* **PROBLEM TO SOLVE**:
All of the data needs to be reproduced with no alterations.

>>>

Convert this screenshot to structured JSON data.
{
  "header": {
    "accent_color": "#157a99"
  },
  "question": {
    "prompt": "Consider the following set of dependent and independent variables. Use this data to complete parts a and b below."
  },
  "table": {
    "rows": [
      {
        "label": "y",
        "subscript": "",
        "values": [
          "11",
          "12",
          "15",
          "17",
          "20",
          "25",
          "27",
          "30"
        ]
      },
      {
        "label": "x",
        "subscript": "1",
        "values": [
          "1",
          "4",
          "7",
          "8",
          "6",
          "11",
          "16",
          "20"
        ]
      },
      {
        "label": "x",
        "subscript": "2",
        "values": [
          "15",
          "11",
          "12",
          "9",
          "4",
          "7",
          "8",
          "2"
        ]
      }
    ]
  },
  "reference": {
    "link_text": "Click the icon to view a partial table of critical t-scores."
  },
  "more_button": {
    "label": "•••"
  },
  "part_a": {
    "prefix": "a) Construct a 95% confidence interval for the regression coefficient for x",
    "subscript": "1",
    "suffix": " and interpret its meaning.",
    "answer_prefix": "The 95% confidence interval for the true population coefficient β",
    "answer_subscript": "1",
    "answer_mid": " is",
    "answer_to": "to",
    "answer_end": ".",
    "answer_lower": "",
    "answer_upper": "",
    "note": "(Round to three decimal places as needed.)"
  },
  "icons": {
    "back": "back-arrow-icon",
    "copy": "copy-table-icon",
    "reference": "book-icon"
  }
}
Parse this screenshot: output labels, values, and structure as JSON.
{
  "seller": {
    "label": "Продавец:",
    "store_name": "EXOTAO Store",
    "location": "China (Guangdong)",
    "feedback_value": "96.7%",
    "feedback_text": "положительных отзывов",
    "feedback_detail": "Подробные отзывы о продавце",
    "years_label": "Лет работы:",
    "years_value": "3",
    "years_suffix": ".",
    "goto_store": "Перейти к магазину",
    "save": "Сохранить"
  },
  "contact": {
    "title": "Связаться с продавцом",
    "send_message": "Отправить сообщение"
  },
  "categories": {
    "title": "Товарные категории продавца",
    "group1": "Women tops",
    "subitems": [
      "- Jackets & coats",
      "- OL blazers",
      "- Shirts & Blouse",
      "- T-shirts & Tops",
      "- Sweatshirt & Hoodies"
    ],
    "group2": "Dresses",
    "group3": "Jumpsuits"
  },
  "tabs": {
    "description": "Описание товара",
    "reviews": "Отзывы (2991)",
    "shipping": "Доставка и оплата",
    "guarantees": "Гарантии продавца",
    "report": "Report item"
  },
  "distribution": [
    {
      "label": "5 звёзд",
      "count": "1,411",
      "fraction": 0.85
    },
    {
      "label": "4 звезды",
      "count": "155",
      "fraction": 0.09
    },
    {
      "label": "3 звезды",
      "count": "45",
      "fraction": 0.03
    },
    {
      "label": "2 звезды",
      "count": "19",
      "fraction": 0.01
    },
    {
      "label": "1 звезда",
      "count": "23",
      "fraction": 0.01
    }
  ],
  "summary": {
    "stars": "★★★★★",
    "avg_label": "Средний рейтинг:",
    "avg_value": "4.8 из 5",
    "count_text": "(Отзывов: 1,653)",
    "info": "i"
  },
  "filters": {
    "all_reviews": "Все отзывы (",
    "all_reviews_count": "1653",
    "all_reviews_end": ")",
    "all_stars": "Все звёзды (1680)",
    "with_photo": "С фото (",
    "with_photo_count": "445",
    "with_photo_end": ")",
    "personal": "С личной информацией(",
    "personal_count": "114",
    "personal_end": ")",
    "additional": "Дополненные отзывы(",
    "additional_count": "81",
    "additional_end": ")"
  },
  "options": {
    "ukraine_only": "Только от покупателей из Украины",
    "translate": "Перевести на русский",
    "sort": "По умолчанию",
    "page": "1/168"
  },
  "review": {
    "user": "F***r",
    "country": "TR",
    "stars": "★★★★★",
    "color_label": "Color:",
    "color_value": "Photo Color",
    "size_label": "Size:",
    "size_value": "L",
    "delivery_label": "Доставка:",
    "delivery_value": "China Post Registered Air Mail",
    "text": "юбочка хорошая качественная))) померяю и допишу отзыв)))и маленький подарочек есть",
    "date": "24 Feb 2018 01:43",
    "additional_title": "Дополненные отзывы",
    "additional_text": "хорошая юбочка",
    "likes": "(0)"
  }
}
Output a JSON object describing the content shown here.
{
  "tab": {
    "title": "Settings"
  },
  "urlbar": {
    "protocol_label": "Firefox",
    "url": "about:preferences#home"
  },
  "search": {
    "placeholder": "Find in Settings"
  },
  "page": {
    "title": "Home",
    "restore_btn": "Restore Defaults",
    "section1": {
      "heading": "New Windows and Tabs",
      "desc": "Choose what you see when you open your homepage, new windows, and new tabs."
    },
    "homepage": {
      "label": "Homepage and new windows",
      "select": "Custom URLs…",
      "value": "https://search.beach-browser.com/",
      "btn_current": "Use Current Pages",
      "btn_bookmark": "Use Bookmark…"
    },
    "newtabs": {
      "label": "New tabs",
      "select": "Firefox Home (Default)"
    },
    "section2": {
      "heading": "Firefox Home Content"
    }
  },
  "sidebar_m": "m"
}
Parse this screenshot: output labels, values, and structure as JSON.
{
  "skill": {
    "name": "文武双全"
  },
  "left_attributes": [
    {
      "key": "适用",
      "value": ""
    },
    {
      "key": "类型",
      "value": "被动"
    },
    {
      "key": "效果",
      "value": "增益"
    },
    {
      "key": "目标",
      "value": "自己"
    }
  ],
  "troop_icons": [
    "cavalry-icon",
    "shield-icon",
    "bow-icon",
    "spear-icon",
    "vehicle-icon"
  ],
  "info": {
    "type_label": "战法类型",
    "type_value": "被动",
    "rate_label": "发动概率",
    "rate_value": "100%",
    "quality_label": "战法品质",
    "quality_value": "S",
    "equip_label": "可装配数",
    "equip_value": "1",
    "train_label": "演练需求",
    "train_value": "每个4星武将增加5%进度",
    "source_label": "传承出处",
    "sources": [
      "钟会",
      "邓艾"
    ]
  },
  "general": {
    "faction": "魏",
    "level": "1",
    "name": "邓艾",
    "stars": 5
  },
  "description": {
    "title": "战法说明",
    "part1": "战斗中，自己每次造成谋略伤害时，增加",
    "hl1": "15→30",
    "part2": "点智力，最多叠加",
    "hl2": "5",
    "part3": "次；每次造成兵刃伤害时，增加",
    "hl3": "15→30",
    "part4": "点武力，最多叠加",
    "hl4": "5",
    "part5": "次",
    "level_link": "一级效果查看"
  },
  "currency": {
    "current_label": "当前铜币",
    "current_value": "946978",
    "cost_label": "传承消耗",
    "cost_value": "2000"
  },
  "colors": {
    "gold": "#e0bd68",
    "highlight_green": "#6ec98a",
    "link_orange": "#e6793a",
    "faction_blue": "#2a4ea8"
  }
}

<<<

* **ANSWER BOX**:
Convert this screenshot to structured JSON data.
{
  "header": {
    "accent_color": "#157a99"
  },
  "question": {
    "prompt": "Consider the following set of dependent and independent variables. Use this data to complete parts a and b below."
  },
  "table": {
    "rows": [
      {
        "label": "y",
        "subscript": "",
        "values": [
          "11",
          "12",
          "15",
          "17",
          "20",
          "25",
          "27",
          "30"
        ]
      },
      {
        "label": "x",
        "subscript": "1",
        "values": [
          "1",
          "4",
          "7",
          "8",
          "6",
          "11",
          "16",
          "20"
        ]
      },
      {
        "label": "x",
        "subscript": "2",
        "values": [
          "15",
          "11",
          "12",
          "9",
          "4",
          "7",
          "8",
          "2"
        ]
      }
    ]
  },
  "reference": {
    "link_text": "Click the icon to view a partial table of critical t-scores."
  },
  "more_button": {
    "label": "•••"
  },
  "part_a": {
    "prefix": "a) Construct a 95% confidence interval for the regression coefficient for x",
    "subscript": "1",
    "suffix": " and interpret its meaning.",
    "answer_prefix": "The 95% confidence interval for the true population coefficient β",
    "answer_subscript": "1",
    "answer_mid": " is",
    "answer_to": "to",
    "answer_end": ".",
    "answer_lower": "",
    "answer_upper": "",
    "note": "(Round to three decimal places as needed.)"
  },
  "icons": {
    "back": "back-arrow-icon",
    "copy": "copy-table-icon",
    "reference": "book-icon"
  }
}
Parse this screenshot: output labels, values, and structure as JSON.
{
  "seller": {
    "label": "Продавец:",
    "store_name": "EXOTAO Store",
    "location": "China (Guangdong)",
    "feedback_value": "96.7%",
    "feedback_text": "положительных отзывов",
    "feedback_detail": "Подробные отзывы о продавце",
    "years_label": "Лет работы:",
    "years_value": "3",
    "years_suffix": ".",
    "goto_store": "Перейти к магазину",
    "save": "Сохранить"
  },
  "contact": {
    "title": "Связаться с продавцом",
    "send_message": "Отправить сообщение"
  },
  "categories": {
    "title": "Товарные категории продавца",
    "group1": "Women tops",
    "subitems": [
      "- Jackets & coats",
      "- OL blazers",
      "- Shirts & Blouse",
      "- T-shirts & Tops",
      "- Sweatshirt & Hoodies"
    ],
    "group2": "Dresses",
    "group3": "Jumpsuits"
  },
  "tabs": {
    "description": "Описание товара",
    "reviews": "Отзывы (2991)",
    "shipping": "Доставка и оплата",
    "guarantees": "Гарантии продавца",
    "report": "Report item"
  },
  "distribution": [
    {
      "label": "5 звёзд",
      "count": "1,411",
      "fraction": 0.85
    },
    {
      "label": "4 звезды",
      "count": "155",
      "fraction": 0.09
    },
    {
      "label": "3 звезды",
      "count": "45",
      "fraction": 0.03
    },
    {
      "label": "2 звезды",
      "count": "19",
      "fraction": 0.01
    },
    {
      "label": "1 звезда",
      "count": "23",
      "fraction": 0.01
    }
  ],
  "summary": {
    "stars": "★★★★★",
    "avg_label": "Средний рейтинг:",
    "avg_value": "4.8 из 5",
    "count_text": "(Отзывов: 1,653)",
    "info": "i"
  },
  "filters": {
    "all_reviews": "Все отзывы (",
    "all_reviews_count": "1653",
    "all_reviews_end": ")",
    "all_stars": "Все звёзды (1680)",
    "with_photo": "С фото (",
    "with_photo_count": "445",
    "with_photo_end": ")",
    "personal": "С личной информацией(",
    "personal_count": "114",
    "personal_end": ")",
    "additional": "Дополненные отзывы(",
    "additional_count": "81",
    "additional_end": ")"
  },
  "options": {
    "ukraine_only": "Только от покупателей из Украины",
    "translate": "Перевести на русский",
    "sort": "По умолчанию",
    "page": "1/168"
  },
  "review": {
    "user": "F***r",
    "country": "TR",
    "stars": "★★★★★",
    "color_label": "Color:",
    "color_value": "Photo Color",
    "size_label": "Size:",
    "size_value": "L",
    "delivery_label": "Доставка:",
    "delivery_value": "China Post Registered Air Mail",
    "text": "юбочка хорошая качественная))) померяю и допишу отзыв)))и маленький подарочек есть",
    "date": "24 Feb 2018 01:43",
    "additional_title": "Дополненные отзывы",
    "additional_text": "хорошая юбочка",
    "likes": "(0)"
  }
}
Output a JSON object describing the content shown here.
{
  "tab": {
    "title": "Settings"
  },
  "urlbar": {
    "protocol_label": "Firefox",
    "url": "about:preferences#home"
  },
  "search": {
    "placeholder": "Find in Settings"
  },
  "page": {
    "title": "Home",
    "restore_btn": "Restore Defaults",
    "section1": {
      "heading": "New Windows and Tabs",
      "desc": "Choose what you see when you open your homepage, new windows, and new tabs."
    },
    "homepage": {
      "label": "Homepage and new windows",
      "select": "Custom URLs…",
      "value": "https://search.beach-browser.com/",
      "btn_current": "Use Current Pages",
      "btn_bookmark": "Use Bookmark…"
    },
    "newtabs": {
      "label": "New tabs",
      "select": "Firefox Home (Default)"
    },
    "section2": {
      "heading": "Firefox Home Content"
    }
  },
  "sidebar_m": "m"
}
Parse this screenshot: output labels, values, and structure as JSON.
{
  "skill": {
    "name": "文武双全"
  },
  "left_attributes": [
    {
      "key": "适用",
      "value": ""
    },
    {
      "key": "类型",
      "value": "被动"
    },
    {
      "key": "效果",
      "value": "增益"
    },
    {
      "key": "目标",
      "value": "自己"
    }
  ],
  "troop_icons": [
    "cavalry-icon",
    "shield-icon",
    "bow-icon",
    "spear-icon",
    "vehicle-icon"
  ],
  "info": {
    "type_label": "战法类型",
    "type_value": "被动",
    "rate_label": "发动概率",
    "rate_value": "100%",
    "quality_label": "战法品质",
    "quality_value": "S",
    "equip_label": "可装配数",
    "equip_value": "1",
    "train_label": "演练需求",
    "train_value": "每个4星武将增加5%进度",
    "source_label": "传承出处",
    "sources": [
      "钟会",
      "邓艾"
    ]
  },
  "general": {
    "faction": "魏",
    "level": "1",
    "name": "邓艾",
    "stars": 5
  },
  "description": {
    "title": "战法说明",
    "part1": "战斗中，自己每次造成谋略伤害时，增加",
    "hl1": "15→30",
    "part2": "点智力，最多叠加",
    "hl2": "5",
    "part3": "次；每次造成兵刃伤害时，增加",
    "hl3": "15→30",
    "part4": "点武力，最多叠加",
    "hl4": "5",
    "part5": "次",
    "level_link": "一级效果查看"
  },
  "currency": {
    "current_label": "当前铜币",
    "current_value": "946978",
    "cost_label": "传承消耗",
    "cost_value": "2000"
  },
  "colors": {
    "gold": "#e0bd68",
    "highlight_green": "#6ec98a",
    "link_orange": "#e6793a",
    "faction_blue": "#2a4ea8"
  }
}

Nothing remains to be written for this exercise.